Dr. Tjia and her research team were recently awarded a $4.1 million, five-year grant from the National Institutes of Health to study caregiver engagement in serious illness and the impact of structural barriers, including racism.

The estimated 66 million caregivers in the United States, who can be relatives, partners or friends, are particularly critical for hospitalized patients with serious illness, according to Tjia. They assist with complex decision making, care coordination and patient advocacy. Staffing shortages have stressed hospital care further and made caregivers even more important.

When Tjia’s elderly father, who had multiple health problems, fell and hit his head a few years ago, she was able to drop everything, fly to California and be at his hospital bedside around the clock. Having her be his eyes and ears and monitoring his care allowed him to avoid surgery and a nursing home stay. He went home from the hospital as functional as he was before the fall.

“I started thinking about all the patients I see who have to work hourly, can’t just drop everything or fly across the country to be a caregiver. Their seriously ill family member or friend might have different outcomes.” said Tjia.

Caregiving is stressful. Up to 20 percent of caregivers retire early or quit their job, 22 percent exhaust short-term savings, 20 percent have late or unpaid bills, and 11 percent are unable to afford basic expenses like food, according to Tjia.

The UMass Chan team is conducting a mixed-method study for the Equity in Caregiving Project, collecting quantitative data and combining it with qualitative case studies. Tjia hopes to “disentangle all these complicated barriers to how family caregivers can be engaged when somebody is in the hospital with serious illness.”

Using the Massachusetts all-payer claims database, researchers will analyze patients with serious illness and their patterns of hospitalization across the state. They will look at factors such as how often those patients receive palliative care, go to the ICU and have goals of care conversations. They will also measure patients’ lengths of stay and their health outcomes.

Plus, researchers will be able to link those patients to the communities they come from, their race and ethnicity, and the level of public and economic resources—such as transportation, income and education—in those communities for patients and their caregiver.

The second part of the study includes one-on-one interviews with caregivers, hospital clinicians and administrators.

The research team is working with a diverse community partner-expert advisory panel to inform the questions they ask and interpret findings from multiple perspectives.

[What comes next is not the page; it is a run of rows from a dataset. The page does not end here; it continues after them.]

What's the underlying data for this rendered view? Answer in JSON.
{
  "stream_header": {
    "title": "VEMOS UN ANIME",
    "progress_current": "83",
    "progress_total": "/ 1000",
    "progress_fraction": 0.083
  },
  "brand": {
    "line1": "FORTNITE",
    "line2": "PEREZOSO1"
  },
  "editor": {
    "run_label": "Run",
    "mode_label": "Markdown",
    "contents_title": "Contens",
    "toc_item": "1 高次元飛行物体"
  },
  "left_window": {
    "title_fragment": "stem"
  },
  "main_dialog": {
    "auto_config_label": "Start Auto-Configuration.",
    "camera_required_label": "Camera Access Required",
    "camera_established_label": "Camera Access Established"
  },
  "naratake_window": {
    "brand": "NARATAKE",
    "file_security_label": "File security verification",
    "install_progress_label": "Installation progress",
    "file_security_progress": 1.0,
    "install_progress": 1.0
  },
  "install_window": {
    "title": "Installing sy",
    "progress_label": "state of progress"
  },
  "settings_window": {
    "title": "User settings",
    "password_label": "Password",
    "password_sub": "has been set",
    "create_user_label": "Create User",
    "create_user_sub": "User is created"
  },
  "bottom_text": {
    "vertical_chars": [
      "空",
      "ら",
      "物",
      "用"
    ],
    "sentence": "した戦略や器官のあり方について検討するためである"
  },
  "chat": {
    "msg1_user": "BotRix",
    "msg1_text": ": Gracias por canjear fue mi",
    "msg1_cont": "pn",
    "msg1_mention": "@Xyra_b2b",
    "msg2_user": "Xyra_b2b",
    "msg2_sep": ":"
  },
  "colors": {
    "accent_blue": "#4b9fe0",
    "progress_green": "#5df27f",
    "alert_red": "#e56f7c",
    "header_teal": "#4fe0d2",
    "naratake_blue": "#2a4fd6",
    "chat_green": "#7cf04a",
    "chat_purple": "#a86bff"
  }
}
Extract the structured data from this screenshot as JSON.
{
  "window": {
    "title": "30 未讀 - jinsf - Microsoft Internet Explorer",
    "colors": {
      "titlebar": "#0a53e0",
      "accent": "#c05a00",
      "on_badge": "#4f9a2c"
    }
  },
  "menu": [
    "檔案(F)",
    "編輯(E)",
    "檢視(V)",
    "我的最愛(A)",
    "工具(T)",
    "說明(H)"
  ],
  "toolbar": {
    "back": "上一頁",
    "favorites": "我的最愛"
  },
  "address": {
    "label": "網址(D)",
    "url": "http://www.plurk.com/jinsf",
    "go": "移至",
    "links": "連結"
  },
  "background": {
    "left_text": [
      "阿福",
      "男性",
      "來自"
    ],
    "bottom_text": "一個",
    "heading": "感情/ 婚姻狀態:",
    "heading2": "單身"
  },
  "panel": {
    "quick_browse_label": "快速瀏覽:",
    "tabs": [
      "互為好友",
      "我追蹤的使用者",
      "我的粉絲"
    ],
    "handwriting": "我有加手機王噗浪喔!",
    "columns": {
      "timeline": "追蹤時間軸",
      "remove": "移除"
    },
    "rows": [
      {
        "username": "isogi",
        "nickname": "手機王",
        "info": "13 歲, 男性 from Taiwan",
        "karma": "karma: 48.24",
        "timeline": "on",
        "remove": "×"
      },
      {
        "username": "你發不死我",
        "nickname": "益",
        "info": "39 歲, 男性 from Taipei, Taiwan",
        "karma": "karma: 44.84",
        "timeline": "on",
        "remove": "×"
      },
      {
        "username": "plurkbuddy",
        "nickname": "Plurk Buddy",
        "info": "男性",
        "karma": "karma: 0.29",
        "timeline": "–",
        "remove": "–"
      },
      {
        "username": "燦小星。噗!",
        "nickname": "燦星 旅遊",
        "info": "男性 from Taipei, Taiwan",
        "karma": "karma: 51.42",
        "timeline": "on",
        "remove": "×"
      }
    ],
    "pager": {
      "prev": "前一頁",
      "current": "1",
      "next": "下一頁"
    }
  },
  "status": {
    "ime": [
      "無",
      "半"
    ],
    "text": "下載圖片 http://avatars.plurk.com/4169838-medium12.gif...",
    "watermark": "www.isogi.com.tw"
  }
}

“What we’re really excited about is to not just study this, but to try to come up with some solutions and policy recommendations at the local and state level,” Tjia said.